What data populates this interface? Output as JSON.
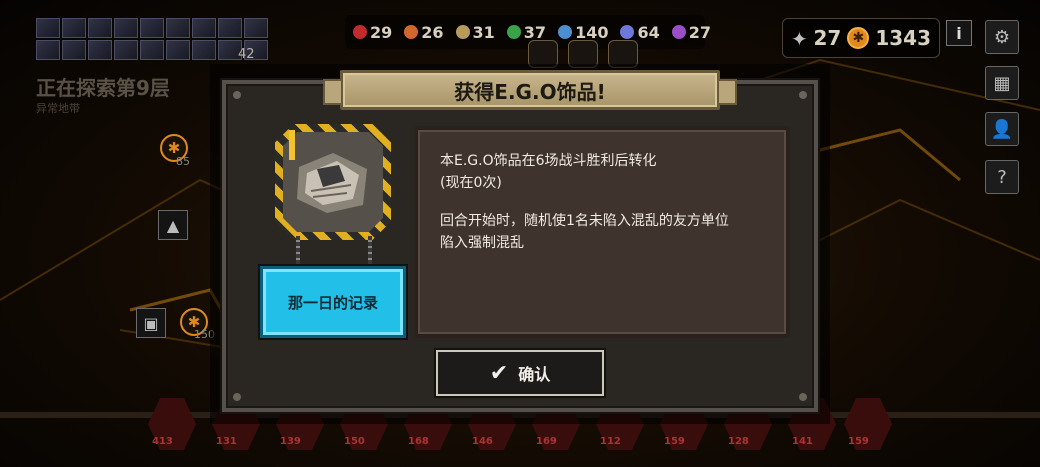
{
  "hud": {
    "party_count": "42",
    "explore_title": "正在探索第9层",
    "explore_sub": "异常地带",
    "resources": [
      {
        "icon": "blood-drop-icon",
        "color": "#c22b2b",
        "value": "29"
      },
      {
        "icon": "flesh-icon",
        "color": "#d2672e",
        "value": "26"
      },
      {
        "icon": "ore-icon",
        "color": "#b89a5a",
        "value": "31"
      },
      {
        "icon": "leaf-icon",
        "color": "#3aa34a",
        "value": "37"
      },
      {
        "icon": "cog-icon",
        "color": "#4c8fd0",
        "value": "140"
      },
      {
        "icon": "gem-icon",
        "color": "#6d78d8",
        "value": "64"
      },
      {
        "icon": "crystal-icon",
        "color": "#9b4fc6",
        "value": "27"
      }
    ],
    "level_value": "27",
    "coin_value": "1343",
    "info_label": "i",
    "left_nodes": {
      "coin_top": "85",
      "coin_bottom": "150"
    }
  },
  "dialog": {
    "title": "获得E.G.O饰品!",
    "item_name": "那一日的记录",
    "desc_line1": "本E.G.O饰品在6场战斗胜利后转化",
    "desc_line2": "(现在0次)",
    "desc_line3": "回合开始时，随机使1名未陷入混乱的友方单位",
    "desc_line4": "陷入强制混乱",
    "confirm_label": "确认"
  },
  "units": {
    "hp_values": [
      "413",
      "131",
      "139",
      "150",
      "168",
      "146",
      "169",
      "112",
      "159",
      "128",
      "141",
      "159"
    ]
  }
}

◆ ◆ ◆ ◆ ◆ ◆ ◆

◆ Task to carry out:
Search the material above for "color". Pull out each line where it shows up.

◆ Worked solution:
        "color": "#c22b2b",
        "color": "#d2672e",
        "color": "#b89a5a",
        "color": "#3aa34a",
        "color": "#4c8fd0",
        "color": "#6d78d8",
        "color": "#9b4fc6",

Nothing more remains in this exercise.